* _How to complete this task_
All of the data below should be printed again word for word, pictures excluded.

* _Interface dataset entries_
Start of Block

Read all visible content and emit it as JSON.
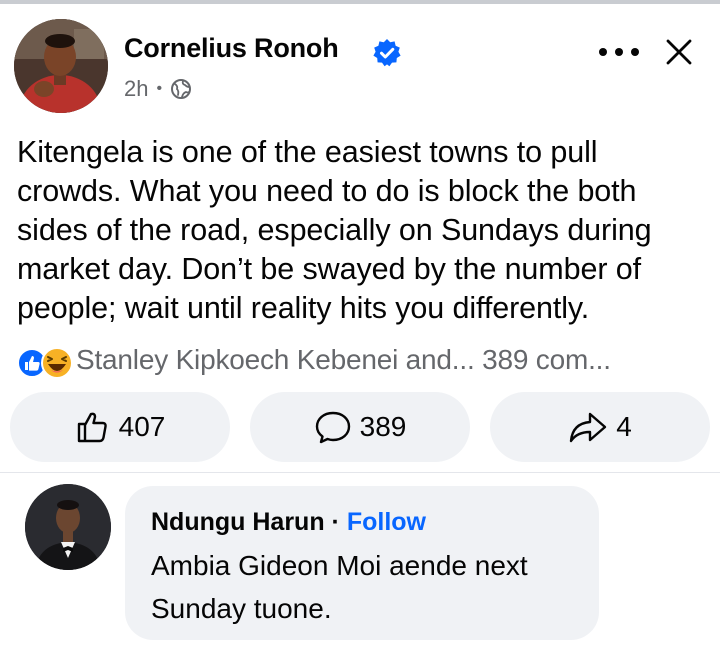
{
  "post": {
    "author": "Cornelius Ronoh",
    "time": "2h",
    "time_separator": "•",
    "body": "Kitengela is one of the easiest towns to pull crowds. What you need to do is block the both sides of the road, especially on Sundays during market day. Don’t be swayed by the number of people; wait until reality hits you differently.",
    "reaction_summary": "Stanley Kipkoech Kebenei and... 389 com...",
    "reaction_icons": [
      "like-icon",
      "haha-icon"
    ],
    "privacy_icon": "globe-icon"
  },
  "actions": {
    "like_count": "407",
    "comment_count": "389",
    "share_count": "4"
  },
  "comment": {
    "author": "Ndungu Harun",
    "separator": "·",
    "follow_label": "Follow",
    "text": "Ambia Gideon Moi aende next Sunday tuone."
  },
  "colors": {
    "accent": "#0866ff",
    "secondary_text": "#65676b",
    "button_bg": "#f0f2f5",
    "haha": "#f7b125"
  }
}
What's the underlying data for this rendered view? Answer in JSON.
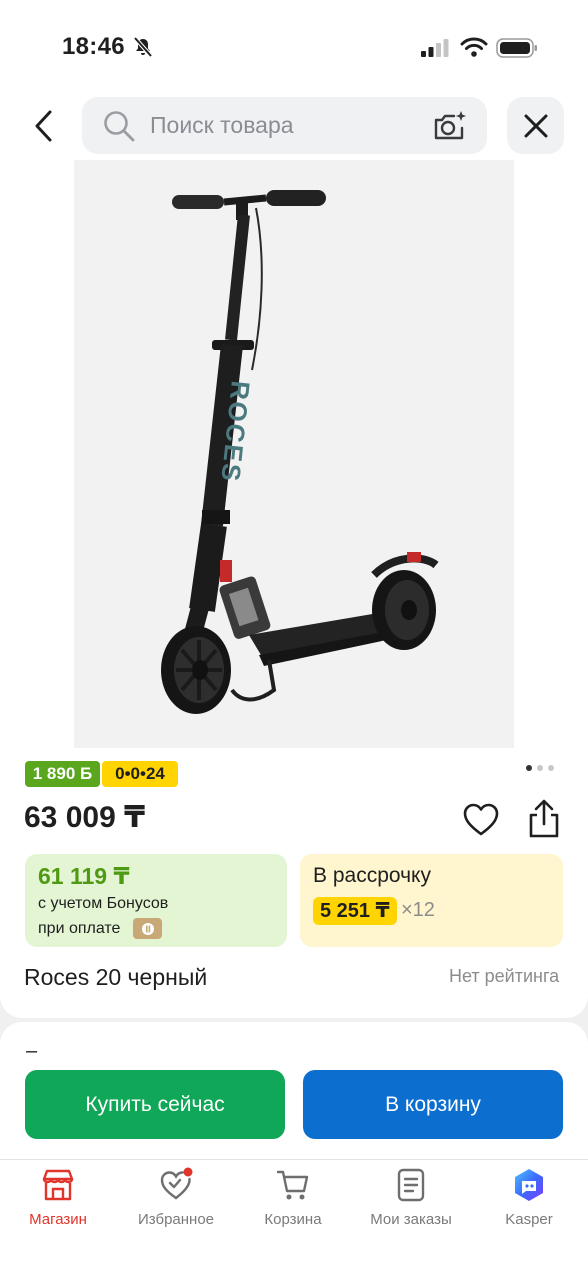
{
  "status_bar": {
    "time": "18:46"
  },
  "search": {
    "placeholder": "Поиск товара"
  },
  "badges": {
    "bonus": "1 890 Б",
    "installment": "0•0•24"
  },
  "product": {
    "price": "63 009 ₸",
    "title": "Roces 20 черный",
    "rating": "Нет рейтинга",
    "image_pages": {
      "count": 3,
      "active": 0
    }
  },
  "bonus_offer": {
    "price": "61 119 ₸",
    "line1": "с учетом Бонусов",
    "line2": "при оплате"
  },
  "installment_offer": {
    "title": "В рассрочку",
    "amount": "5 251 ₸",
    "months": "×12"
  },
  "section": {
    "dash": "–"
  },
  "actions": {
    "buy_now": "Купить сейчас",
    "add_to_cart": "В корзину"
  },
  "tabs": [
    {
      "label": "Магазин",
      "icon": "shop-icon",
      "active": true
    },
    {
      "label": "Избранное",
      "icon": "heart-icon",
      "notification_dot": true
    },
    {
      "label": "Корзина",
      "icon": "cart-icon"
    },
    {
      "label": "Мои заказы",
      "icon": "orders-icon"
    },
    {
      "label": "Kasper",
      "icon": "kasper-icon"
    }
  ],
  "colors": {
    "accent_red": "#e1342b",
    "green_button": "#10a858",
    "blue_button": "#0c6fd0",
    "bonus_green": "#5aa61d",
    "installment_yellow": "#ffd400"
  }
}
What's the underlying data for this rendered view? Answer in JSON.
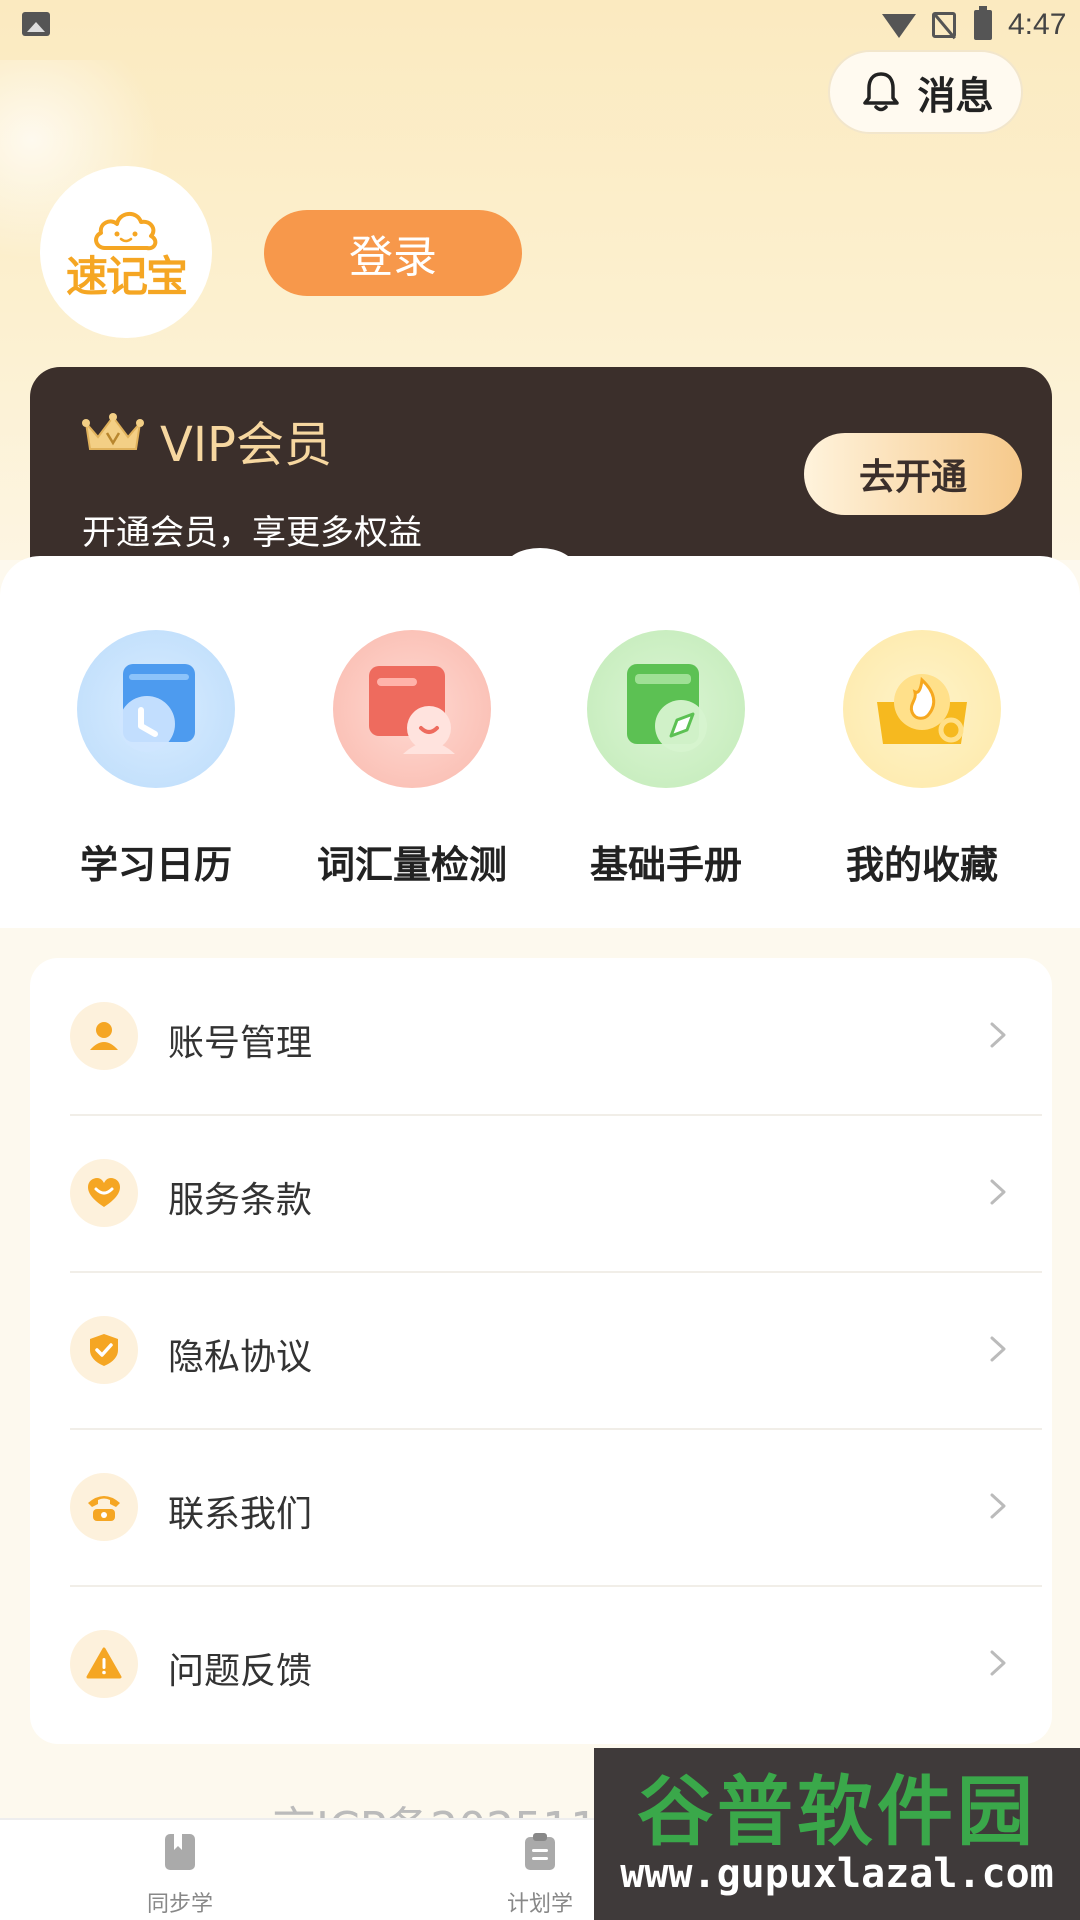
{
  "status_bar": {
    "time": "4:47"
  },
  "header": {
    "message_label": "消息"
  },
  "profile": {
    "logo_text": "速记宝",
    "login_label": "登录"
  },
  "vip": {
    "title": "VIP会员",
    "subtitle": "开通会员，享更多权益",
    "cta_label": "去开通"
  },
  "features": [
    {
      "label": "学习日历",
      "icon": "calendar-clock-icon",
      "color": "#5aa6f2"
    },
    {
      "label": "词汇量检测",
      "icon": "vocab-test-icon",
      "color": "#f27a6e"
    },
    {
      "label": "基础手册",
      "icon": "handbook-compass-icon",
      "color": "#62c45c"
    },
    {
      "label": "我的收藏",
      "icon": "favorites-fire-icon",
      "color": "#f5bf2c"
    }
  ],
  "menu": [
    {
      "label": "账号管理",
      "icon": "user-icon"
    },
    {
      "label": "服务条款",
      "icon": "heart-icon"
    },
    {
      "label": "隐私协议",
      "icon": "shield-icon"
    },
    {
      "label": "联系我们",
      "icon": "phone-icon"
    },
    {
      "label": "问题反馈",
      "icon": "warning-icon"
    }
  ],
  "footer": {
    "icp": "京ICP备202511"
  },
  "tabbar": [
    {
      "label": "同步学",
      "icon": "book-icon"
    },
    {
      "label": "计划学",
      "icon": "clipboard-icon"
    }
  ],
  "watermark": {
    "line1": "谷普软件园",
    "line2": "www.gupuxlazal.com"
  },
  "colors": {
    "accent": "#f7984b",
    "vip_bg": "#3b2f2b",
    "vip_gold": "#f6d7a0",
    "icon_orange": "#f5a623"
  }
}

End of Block

* _Output below_
Read all visible content and emit it as JSON.
{
  "post": {
    "author": "Cornelius Ronoh",
    "time": "2h",
    "time_separator": "•",
    "body": "Kitengela is one of the easiest towns to pull crowds. What you need to do is block the both sides of the road, especially on Sundays during market day. Don’t be swayed by the number of people; wait until reality hits you differently.",
    "reaction_summary": "Stanley Kipkoech Kebenei and... 389 com...",
    "reaction_icons": [
      "like-icon",
      "haha-icon"
    ],
    "privacy_icon": "globe-icon"
  },
  "actions": {
    "like_count": "407",
    "comment_count": "389",
    "share_count": "4"
  },
  "comment": {
    "author": "Ndungu Harun",
    "separator": "·",
    "follow_label": "Follow",
    "text": "Ambia Gideon Moi aende next Sunday tuone."
  },
  "colors": {
    "accent": "#0866ff",
    "secondary_text": "#65676b",
    "button_bg": "#f0f2f5",
    "haha": "#f7b125"
  }
}
What's the underlying data for this rendered view? Answer in JSON.
{
  "status_bar": {
    "time": "18:46"
  },
  "search": {
    "placeholder": "Поиск товара"
  },
  "badges": {
    "bonus": "1 890 Б",
    "installment": "0•0•24"
  },
  "product": {
    "price": "63 009 ₸",
    "title": "Roces 20 черный",
    "rating": "Нет рейтинга",
    "image_pages": {
      "count": 3,
      "active": 0
    }
  },
  "bonus_offer": {
    "price": "61 119 ₸",
    "line1": "с учетом Бонусов",
    "line2": "при оплате"
  },
  "installment_offer": {
    "title": "В рассрочку",
    "amount": "5 251 ₸",
    "months": "×12"
  },
  "section": {
    "dash": "–"
  },
  "actions": {
    "buy_now": "Купить сейчас",
    "add_to_cart": "В корзину"
  },
  "tabs": [
    {
      "label": "Магазин",
      "icon": "shop-icon",
      "active": true
    },
    {
      "label": "Избранное",
      "icon": "heart-icon",
      "notification_dot": true
    },
    {
      "label": "Корзина",
      "icon": "cart-icon"
    },
    {
      "label": "Мои заказы",
      "icon": "orders-icon"
    },
    {
      "label": "Kasper",
      "icon": "kasper-icon"
    }
  ],
  "colors": {
    "accent_red": "#e1342b",
    "green_button": "#10a858",
    "blue_button": "#0c6fd0",
    "bonus_green": "#5aa61d",
    "installment_yellow": "#ffd400"
  }
}
What's the underlying data for this rendered view? Answer in JSON.
{
  "status_bar": {
    "time": "4:47"
  },
  "header": {
    "message_label": "消息"
  },
  "profile": {
    "logo_text": "速记宝",
    "login_label": "登录"
  },
  "vip": {
    "title": "VIP会员",
    "subtitle": "开通会员，享更多权益",
    "cta_label": "去开通"
  },
  "features": [
    {
      "label": "学习日历",
      "icon": "calendar-clock-icon",
      "color": "#5aa6f2"
    },
    {
      "label": "词汇量检测",
      "icon": "vocab-test-icon",
      "color": "#f27a6e"
    },
    {
      "label": "基础手册",
      "icon": "handbook-compass-icon",
      "color": "#62c45c"
    },
    {
      "label": "我的收藏",
      "icon": "favorites-fire-icon",
      "color": "#f5bf2c"
    }
  ],
  "menu": [
    {
      "label": "账号管理",
      "icon": "user-icon"
    },
    {
      "label": "服务条款",
      "icon": "heart-icon"
    },
    {
      "label": "隐私协议",
      "icon": "shield-icon"
    },
    {
      "label": "联系我们",
      "icon": "phone-icon"
    },
    {
      "label": "问题反馈",
      "icon": "warning-icon"
    }
  ],
  "footer": {
    "icp": "京ICP备202511"
  },
  "tabbar": [
    {
      "label": "同步学",
      "icon": "book-icon"
    },
    {
      "label": "计划学",
      "icon": "clipboard-icon"
    }
  ],
  "watermark": {
    "line1": "谷普软件园",
    "line2": "www.gupuxlazal.com"
  },
  "colors": {
    "accent": "#f7984b",
    "vip_bg": "#3b2f2b",
    "vip_gold": "#f6d7a0",
    "icon_orange": "#f5a623"
  }
}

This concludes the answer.